I know that someday you'll find better things.

Wednesday, December 11, 2013

Close Call

Yesterday at the post office, I nearly mailed my phone and took a picture of the event with Mia's Christmas wish list to Santa.

It was at the drive-by mailbox, too. (Don't you remember what happened the last time I went in that building? Oy!)

Even if I hadn't stopped myself in time, the mistake wouldn't have been particularly disastrous. My phone hardly works at this point, anyway. The power button is jammed in such a way that it only turns on every 8th attempt or so.

I read an article about my phone the other day that called it a dinosaur. A dinosaur!

This was an insult not just to my phone but to my heritage.

My family has a tradition of being "early adopters". (I believe that is actually an industry term.) I had dial-up internet in its infancy, when it took so long to connect that you had time to run a load of laundry while you waited, and you could actually go empty the dishwasher in the time it took for pages to load. 

Not that there were many pages, mind you. 

And forget about online chatting. There were only ten other people in the country who even had Prodigy at the time, and most of them were probably weirdos, anyway.

I still had to rely on Grolier Multi-media Encyclopedia for most of my research.
But we had the internet.
(Thanks, Dad!)

Throughout the years, I had a series of excellent phones, ending with the LG Voyager. That thing was the Cadillac of phones. Huge and luxurious, it had all the bells and whistles. (Some features were better than others-- one time I accidentally set it so that it was announcing all my text messages aloud. "New message from Mom," the computerized voice called out from my purse on the other side of the classroom, "Love you, honey-bunny. Call me soon!")

That phone was pretty sweet.
But it was still just a phone.

I waited eagerly for the first Android smartphone to be released. Man, did I love that thing. Even though it was buggy in the way first generation things often are, it was still so cool.
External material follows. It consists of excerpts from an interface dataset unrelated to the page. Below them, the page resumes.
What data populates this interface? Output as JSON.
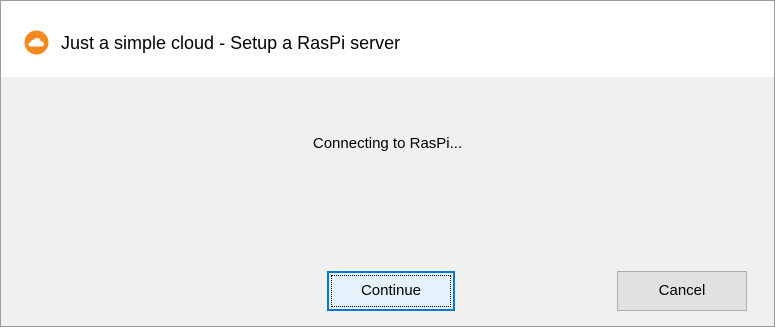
{
  "window": {
    "title": "Just a simple cloud - Setup a RasPi server",
    "icon": "cloud-app-icon"
  },
  "dialog": {
    "status_message": "Connecting to RasPi..."
  },
  "buttons": {
    "continue_label": "Continue",
    "cancel_label": "Cancel"
  },
  "colors": {
    "icon_orange": "#f5891f",
    "focus_blue": "#0078d7",
    "window_bg": "#f0f0f0",
    "titlebar_bg": "#ffffff"
  }
}
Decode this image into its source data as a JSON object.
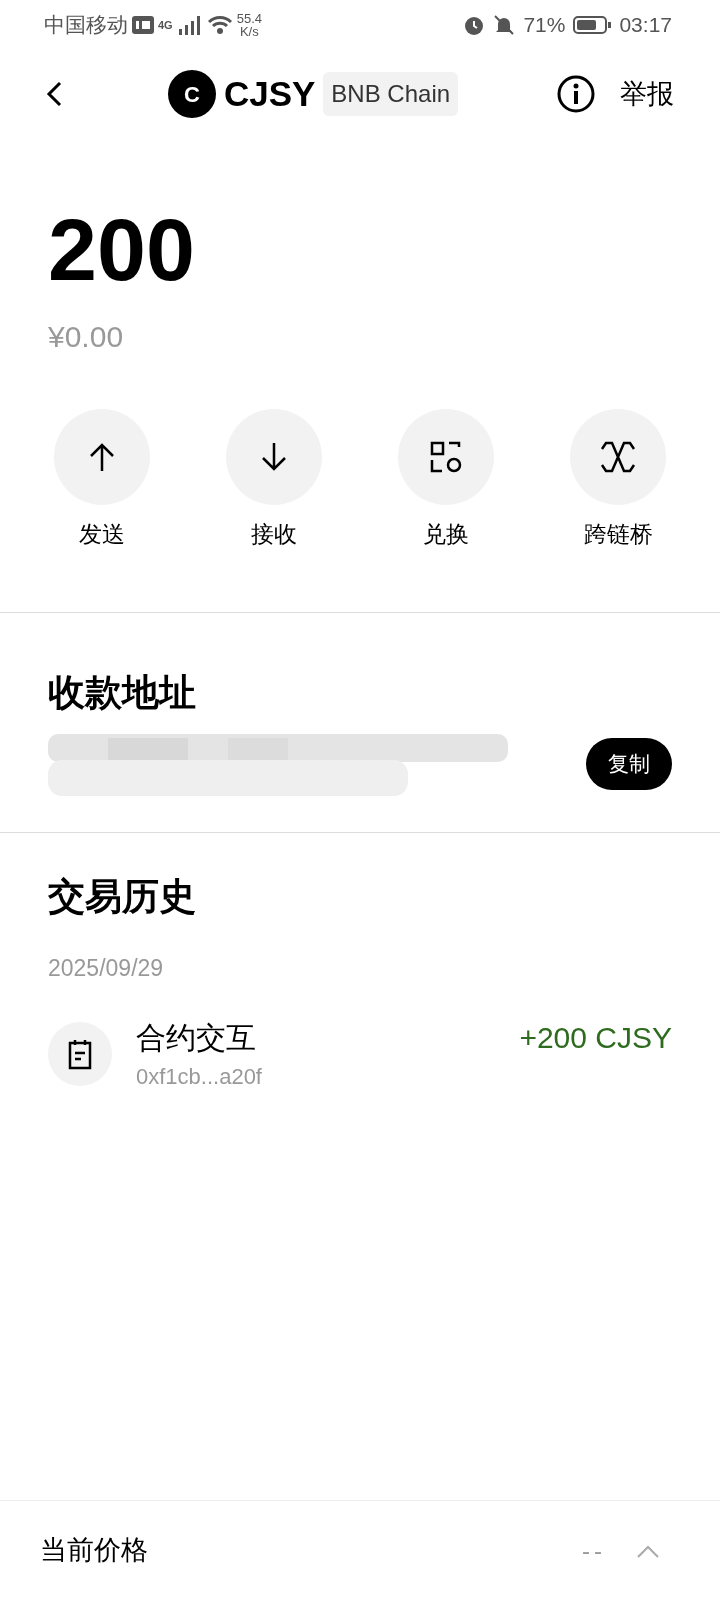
{
  "status_bar": {
    "carrier": "中国移动",
    "network": "4G",
    "speed": "55.4",
    "speed_unit": "K/s",
    "battery": "71%",
    "time": "03:17"
  },
  "header": {
    "token_letter": "C",
    "token": "CJSY",
    "chain": "BNB Chain",
    "report": "举报"
  },
  "balance": {
    "amount": "200",
    "fiat": "¥0.00"
  },
  "actions": [
    {
      "label": "发送",
      "kind": "send"
    },
    {
      "label": "接收",
      "kind": "receive"
    },
    {
      "label": "兑换",
      "kind": "swap"
    },
    {
      "label": "跨链桥",
      "kind": "bridge"
    }
  ],
  "address": {
    "title": "收款地址",
    "copy": "复制"
  },
  "history": {
    "title": "交易历史",
    "groups": [
      {
        "date": "2025/09/29",
        "items": [
          {
            "title": "合约交互",
            "hash": "0xf1cb...a20f",
            "amount": "+200 CJSY",
            "color": "#2e6b1f"
          }
        ]
      }
    ]
  },
  "price": {
    "label": "当前价格",
    "value": "--"
  }
}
And useful. But mostly cool.

Its death was especially unfortunate because of the simplicity of the situation. One day while I was supervising the kids in the pool, it just slipped right off my lap, falling a whopping 24 inches to its fate.

I had no choice but to replace it with the very best option at the time.

The HTC Dinosaur.

With the new problems (like the power button issue) popping up each day, it is easy to see why it's on its way to extinction.

Our situation is different now. I'm 34. I have 4 kids. We're a single-income family. I shouldn't need to have the newest and coolest phone (I'm trying to convince myself of this even as I try to convince you!) so I've been looking at other options. Let me clarify-- less expensive options.

They are all

I suppose I can live with bland.

The thing that will sting the most, though, is losing that 8 megapixel phone camera. Most of the things in my price range offer 5 megapixels. I'm not even sure if megapixels matter, but it feels like a loss, doesn't it?

I know I'll find something.
I know it will be outdated almost immediately.
I'm sure it will get the job done.

But will I ever be able to take photos with this level of clarity again?

1 comment:

  1. LOL here's a thought... if you want to take pictures, get a camera :)